## The records
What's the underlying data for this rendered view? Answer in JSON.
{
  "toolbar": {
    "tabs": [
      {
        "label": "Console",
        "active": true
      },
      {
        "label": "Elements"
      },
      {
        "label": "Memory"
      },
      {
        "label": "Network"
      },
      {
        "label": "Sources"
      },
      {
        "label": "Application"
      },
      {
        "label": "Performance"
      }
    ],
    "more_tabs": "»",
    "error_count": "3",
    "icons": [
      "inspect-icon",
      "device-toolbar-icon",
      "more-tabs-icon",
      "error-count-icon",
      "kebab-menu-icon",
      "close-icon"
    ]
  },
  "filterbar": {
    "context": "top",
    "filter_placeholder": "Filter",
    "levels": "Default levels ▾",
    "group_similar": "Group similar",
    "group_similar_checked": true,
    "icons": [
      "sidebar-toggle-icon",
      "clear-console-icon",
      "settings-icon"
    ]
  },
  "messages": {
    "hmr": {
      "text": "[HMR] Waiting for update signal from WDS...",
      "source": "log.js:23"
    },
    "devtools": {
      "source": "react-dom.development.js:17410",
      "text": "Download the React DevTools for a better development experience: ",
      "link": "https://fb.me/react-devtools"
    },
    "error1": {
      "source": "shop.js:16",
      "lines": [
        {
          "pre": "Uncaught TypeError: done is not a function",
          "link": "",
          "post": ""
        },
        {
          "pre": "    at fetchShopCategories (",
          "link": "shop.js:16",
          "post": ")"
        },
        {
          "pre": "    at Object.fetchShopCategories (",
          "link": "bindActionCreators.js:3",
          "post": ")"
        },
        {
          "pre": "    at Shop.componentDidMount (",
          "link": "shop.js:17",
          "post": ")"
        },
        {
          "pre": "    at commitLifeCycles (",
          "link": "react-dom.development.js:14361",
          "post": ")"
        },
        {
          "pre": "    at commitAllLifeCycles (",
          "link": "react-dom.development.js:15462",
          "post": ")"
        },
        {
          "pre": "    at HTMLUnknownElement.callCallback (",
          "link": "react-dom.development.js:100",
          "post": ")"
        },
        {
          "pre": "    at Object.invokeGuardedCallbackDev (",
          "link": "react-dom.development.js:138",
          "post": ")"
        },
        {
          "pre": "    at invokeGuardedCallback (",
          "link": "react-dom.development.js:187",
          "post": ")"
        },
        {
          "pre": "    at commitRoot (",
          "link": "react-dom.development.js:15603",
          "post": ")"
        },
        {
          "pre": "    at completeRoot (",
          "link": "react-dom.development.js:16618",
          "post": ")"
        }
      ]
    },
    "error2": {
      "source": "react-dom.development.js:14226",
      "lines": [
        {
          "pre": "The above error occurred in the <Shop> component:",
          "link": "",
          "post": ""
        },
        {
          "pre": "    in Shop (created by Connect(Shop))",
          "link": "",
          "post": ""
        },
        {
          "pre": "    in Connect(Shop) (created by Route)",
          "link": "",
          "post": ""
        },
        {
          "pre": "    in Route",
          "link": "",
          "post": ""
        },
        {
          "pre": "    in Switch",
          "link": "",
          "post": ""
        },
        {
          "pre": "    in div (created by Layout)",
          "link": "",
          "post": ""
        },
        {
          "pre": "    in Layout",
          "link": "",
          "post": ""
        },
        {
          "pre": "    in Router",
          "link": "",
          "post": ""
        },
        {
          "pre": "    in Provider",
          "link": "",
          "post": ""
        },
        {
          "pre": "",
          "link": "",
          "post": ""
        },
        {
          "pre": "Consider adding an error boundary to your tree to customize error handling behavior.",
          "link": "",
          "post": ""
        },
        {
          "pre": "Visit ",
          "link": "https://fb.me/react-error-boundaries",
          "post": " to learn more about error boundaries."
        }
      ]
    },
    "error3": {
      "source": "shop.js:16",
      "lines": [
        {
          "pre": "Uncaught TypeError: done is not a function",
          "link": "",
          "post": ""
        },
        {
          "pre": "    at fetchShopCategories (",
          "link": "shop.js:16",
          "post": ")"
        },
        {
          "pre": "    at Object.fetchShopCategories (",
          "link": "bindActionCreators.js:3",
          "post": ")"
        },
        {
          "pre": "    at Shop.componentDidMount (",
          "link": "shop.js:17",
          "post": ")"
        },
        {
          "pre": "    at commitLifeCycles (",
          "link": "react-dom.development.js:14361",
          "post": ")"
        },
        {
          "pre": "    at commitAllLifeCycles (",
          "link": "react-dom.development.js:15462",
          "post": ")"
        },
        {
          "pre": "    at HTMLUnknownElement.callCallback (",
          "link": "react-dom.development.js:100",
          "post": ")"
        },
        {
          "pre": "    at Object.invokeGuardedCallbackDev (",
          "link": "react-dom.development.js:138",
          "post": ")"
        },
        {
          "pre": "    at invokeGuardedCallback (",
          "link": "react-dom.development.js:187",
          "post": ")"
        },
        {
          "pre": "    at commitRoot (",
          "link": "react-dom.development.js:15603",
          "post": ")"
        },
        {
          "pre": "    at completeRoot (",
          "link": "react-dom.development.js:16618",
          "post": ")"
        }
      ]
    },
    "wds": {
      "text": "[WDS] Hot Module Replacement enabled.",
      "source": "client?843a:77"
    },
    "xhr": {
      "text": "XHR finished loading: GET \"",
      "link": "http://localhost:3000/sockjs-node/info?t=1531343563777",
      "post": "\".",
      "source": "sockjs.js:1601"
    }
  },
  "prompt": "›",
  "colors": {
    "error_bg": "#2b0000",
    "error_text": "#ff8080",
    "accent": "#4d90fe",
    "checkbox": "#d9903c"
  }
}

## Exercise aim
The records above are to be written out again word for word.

## Result of the task
What's the underlying data for this rendered view? Answer in JSON.
{
  "toolbar": {
    "tabs": [
      {
        "label": "Console",
        "active": true
      },
      {
        "label": "Elements"
      },
      {
        "label": "Memory"
      },
      {
        "label": "Network"
      },
      {
        "label": "Sources"
      },
      {
        "label": "Application"
      },
      {
        "label": "Performance"
      }
    ],
    "more_tabs": "»",
    "error_count": "3",
    "icons": [
      "inspect-icon",
      "device-toolbar-icon",
      "more-tabs-icon",
      "error-count-icon",
      "kebab-menu-icon",
      "close-icon"
    ]
  },
  "filterbar": {
    "context": "top",
    "filter_placeholder": "Filter",
    "levels": "Default levels ▾",
    "group_similar": "Group similar",
    "group_similar_checked": true,
    "icons": [
      "sidebar-toggle-icon",
      "clear-console-icon",
      "settings-icon"
    ]
  },
  "messages": {
    "hmr": {
      "text": "[HMR] Waiting for update signal from WDS...",
      "source": "log.js:23"
    },
    "devtools": {
      "source": "react-dom.development.js:17410",
      "text": "Download the React DevTools for a better development experience: ",
      "link": "https://fb.me/react-devtools"
    },
    "error1": {
      "source": "shop.js:16",
      "lines": [
        {
          "pre": "Uncaught TypeError: done is not a function",
          "link": "",
          "post": ""
        },
        {
          "pre": "    at fetchShopCategories (",
          "link": "shop.js:16",
          "post": ")"
        },
        {
          "pre": "    at Object.fetchShopCategories (",
          "link": "bindActionCreators.js:3",
          "post": ")"
        },
        {
          "pre": "    at Shop.componentDidMount (",
          "link": "shop.js:17",
          "post": ")"
        },
        {
          "pre": "    at commitLifeCycles (",
          "link": "react-dom.development.js:14361",
          "post": ")"
        },
        {
          "pre": "    at commitAllLifeCycles (",
          "link": "react-dom.development.js:15462",
          "post": ")"
        },
        {
          "pre": "    at HTMLUnknownElement.callCallback (",
          "link": "react-dom.development.js:100",
          "post": ")"
        },
        {
          "pre": "    at Object.invokeGuardedCallbackDev (",
          "link": "react-dom.development.js:138",
          "post": ")"
        },
        {
          "pre": "    at invokeGuardedCallback (",
          "link": "react-dom.development.js:187",
          "post": ")"
        },
        {
          "pre": "    at commitRoot (",
          "link": "react-dom.development.js:15603",
          "post": ")"
        },
        {
          "pre": "    at completeRoot (",
          "link": "react-dom.development.js:16618",
          "post": ")"
        }
      ]
    },
    "error2": {
      "source": "react-dom.development.js:14226",
      "lines": [
        {
          "pre": "The above error occurred in the <Shop> component:",
          "link": "",
          "post": ""
        },
        {
          "pre": "    in Shop (created by Connect(Shop))",
          "link": "",
          "post": ""
        },
        {
          "pre": "    in Connect(Shop) (created by Route)",
          "link": "",
          "post": ""
        },
        {
          "pre": "    in Route",
          "link": "",
          "post": ""
        },
        {
          "pre": "    in Switch",
          "link": "",
          "post": ""
        },
        {
          "pre": "    in div (created by Layout)",
          "link": "",
          "post": ""
        },
        {
          "pre": "    in Layout",
          "link": "",
          "post": ""
        },
        {
          "pre": "    in Router",
          "link": "",
          "post": ""
        },
        {
          "pre": "    in Provider",
          "link": "",
          "post": ""
        },
        {
          "pre": "",
          "link": "",
          "post": ""
        },
        {
          "pre": "Consider adding an error boundary to your tree to customize error handling behavior.",
          "link": "",
          "post": ""
        },
        {
          "pre": "Visit ",
          "link": "https://fb.me/react-error-boundaries",
          "post": " to learn more about error boundaries."
        }
      ]
    },
    "error3": {
      "source": "shop.js:16",
      "lines": [
        {
          "pre": "Uncaught TypeError: done is not a function",
          "link": "",
          "post": ""
        },
        {
          "pre": "    at fetchShopCategories (",
          "link": "shop.js:16",
          "post": ")"
        },
        {
          "pre": "    at Object.fetchShopCategories (",
          "link": "bindActionCreators.js:3",
          "post": ")"
        },
        {
          "pre": "    at Shop.componentDidMount (",
          "link": "shop.js:17",
          "post": ")"
        },
        {
          "pre": "    at commitLifeCycles (",
          "link": "react-dom.development.js:14361",
          "post": ")"
        },
        {
          "pre": "    at commitAllLifeCycles (",
          "link": "react-dom.development.js:15462",
          "post": ")"
        },
        {
          "pre": "    at HTMLUnknownElement.callCallback (",
          "link": "react-dom.development.js:100",
          "post": ")"
        },
        {
          "pre": "    at Object.invokeGuardedCallbackDev (",
          "link": "react-dom.development.js:138",
          "post": ")"
        },
        {
          "pre": "    at invokeGuardedCallback (",
          "link": "react-dom.development.js:187",
          "post": ")"
        },
        {
          "pre": "    at commitRoot (",
          "link": "react-dom.development.js:15603",
          "post": ")"
        },
        {
          "pre": "    at completeRoot (",
          "link": "react-dom.development.js:16618",
          "post": ")"
        }
      ]
    },
    "wds": {
      "text": "[WDS] Hot Module Replacement enabled.",
      "source": "client?843a:77"
    },
    "xhr": {
      "text": "XHR finished loading: GET \"",
      "link": "http://localhost:3000/sockjs-node/info?t=1531343563777",
      "post": "\".",
      "source": "sockjs.js:1601"
    }
  },
  "prompt": "›",
  "colors": {
    "error_bg": "#2b0000",
    "error_text": "#ff8080",
    "accent": "#4d90fe",
    "checkbox": "#d9903c"
  }
}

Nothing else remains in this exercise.